Juan Rios Vega, who serves as an associate professor for the Department of Education, Counseling and Leadership, is the author of a new children’s book, “Carlos, The Fairy Boy.” He is also an avid puppeteer. Joining him is his friend and book namesake, Carlos.
1. What inspired you to become involved with puppeteering? How long did it/does it take you to make one?
Ever since I was younger, I wanted to do something for children. Since most of my students at Bradley are going to be elementary school teachers and I love to craft, I thought, “Why don’t I make some puppets that can talk about issues of social justice?” There was a lot of trial and error — Carlos probably took me a week and (another puppet) Lolita about four days — but I keep learning and making changes.
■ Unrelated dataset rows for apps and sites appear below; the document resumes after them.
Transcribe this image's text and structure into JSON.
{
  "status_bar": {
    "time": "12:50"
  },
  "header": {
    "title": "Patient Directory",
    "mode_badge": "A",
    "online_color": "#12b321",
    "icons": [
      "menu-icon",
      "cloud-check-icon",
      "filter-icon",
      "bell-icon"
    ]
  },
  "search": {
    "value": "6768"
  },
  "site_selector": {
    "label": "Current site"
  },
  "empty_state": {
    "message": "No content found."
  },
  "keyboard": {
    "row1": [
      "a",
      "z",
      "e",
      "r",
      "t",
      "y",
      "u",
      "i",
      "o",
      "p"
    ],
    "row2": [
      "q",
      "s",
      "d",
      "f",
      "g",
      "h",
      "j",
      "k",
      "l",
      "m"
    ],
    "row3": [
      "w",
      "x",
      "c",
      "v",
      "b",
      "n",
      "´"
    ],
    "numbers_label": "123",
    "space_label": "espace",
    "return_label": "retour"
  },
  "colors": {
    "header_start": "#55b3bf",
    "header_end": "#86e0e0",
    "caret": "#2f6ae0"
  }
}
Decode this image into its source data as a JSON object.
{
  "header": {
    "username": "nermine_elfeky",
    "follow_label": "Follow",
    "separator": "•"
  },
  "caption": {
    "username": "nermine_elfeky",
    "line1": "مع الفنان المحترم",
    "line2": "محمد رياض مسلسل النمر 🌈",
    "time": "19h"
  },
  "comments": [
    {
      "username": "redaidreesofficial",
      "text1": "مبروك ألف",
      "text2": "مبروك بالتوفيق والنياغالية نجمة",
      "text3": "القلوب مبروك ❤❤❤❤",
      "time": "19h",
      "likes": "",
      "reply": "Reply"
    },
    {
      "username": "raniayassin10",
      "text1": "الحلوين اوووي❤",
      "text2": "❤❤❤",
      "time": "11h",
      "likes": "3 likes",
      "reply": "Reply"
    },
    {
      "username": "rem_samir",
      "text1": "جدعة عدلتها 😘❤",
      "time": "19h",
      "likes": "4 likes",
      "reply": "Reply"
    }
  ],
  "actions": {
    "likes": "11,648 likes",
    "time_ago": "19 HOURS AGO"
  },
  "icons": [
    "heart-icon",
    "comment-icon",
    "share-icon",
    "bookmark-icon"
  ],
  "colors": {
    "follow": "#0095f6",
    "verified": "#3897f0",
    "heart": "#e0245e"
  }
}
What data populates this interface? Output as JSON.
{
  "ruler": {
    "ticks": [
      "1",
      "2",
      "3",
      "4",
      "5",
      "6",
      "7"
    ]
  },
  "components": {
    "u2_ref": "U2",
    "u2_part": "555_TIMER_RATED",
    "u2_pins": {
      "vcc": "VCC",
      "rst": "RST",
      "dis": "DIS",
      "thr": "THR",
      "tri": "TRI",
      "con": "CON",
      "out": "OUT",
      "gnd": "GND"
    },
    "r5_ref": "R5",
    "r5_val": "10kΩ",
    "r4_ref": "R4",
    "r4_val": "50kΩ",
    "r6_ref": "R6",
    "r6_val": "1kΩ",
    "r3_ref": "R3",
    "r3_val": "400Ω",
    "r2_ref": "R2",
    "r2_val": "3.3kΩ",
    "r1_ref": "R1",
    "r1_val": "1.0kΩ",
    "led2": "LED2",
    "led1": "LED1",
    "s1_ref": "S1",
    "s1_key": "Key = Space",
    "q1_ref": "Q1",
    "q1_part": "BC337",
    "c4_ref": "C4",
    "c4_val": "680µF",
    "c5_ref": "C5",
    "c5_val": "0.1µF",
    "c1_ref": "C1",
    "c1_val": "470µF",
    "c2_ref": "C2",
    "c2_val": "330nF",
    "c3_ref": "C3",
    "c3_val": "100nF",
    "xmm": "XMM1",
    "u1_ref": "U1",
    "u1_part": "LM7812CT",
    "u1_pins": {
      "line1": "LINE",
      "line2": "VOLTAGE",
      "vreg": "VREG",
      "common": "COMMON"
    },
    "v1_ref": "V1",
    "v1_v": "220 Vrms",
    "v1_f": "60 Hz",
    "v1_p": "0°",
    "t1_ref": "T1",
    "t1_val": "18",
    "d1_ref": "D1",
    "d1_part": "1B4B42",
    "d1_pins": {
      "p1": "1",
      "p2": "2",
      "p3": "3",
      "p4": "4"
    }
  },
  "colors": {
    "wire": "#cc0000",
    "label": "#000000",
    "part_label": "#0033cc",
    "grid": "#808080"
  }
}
2. What is the message of “Carlos, The Fairy Boy” and why did you want to write it?
Carlos is a story of a Latino boy who doesn’t fit in within gender expectations. When he first experiences Carnaval in Panama, he wants to dress up as a fairy and ride on a float like his girl cousins, but he doesn’t understand why boys cannot do this. It’s a book that tells kids, “Boys don’t always have to do what boys are supposed to be doing. They can also do things that girls do and they’re fine.”
3. What’s the best thing about working with Bradley students?
Working with students who want to become teachers, it’s exciting. It’s empowering. Teaching is about caring and it’s about love. And that’s something I tell my students every semester. When I ask them, why they want to be a teacher, it’s beautiful to hear there was a teacher who impacted their lives.
4. What do Carlos and Lolita do in the classroom with you?
Last semester when I was teaching online, I brought Carlos online to the classroom, and he talked to the students. Some were laughing. Later, one of my students said he thought about me when he went to his practicum because the teacher was using puppets. And I said, “There you go. See, I’m not the crazy one. Teachers use puppets in the classroom.”
5. Will there be more books in the future?
Absolutely. I’m working on two manuscripts right now. One is about a birthday party and the character is a boy named Luis who has a best friend and talks about issues of class. The other book, which I wrote in Spanish, is called “Little Boy” and is about a boy who’s anxious about going to school. I created a transnational mariposa (butterfly) as an epistemology to unpack issues of social justice.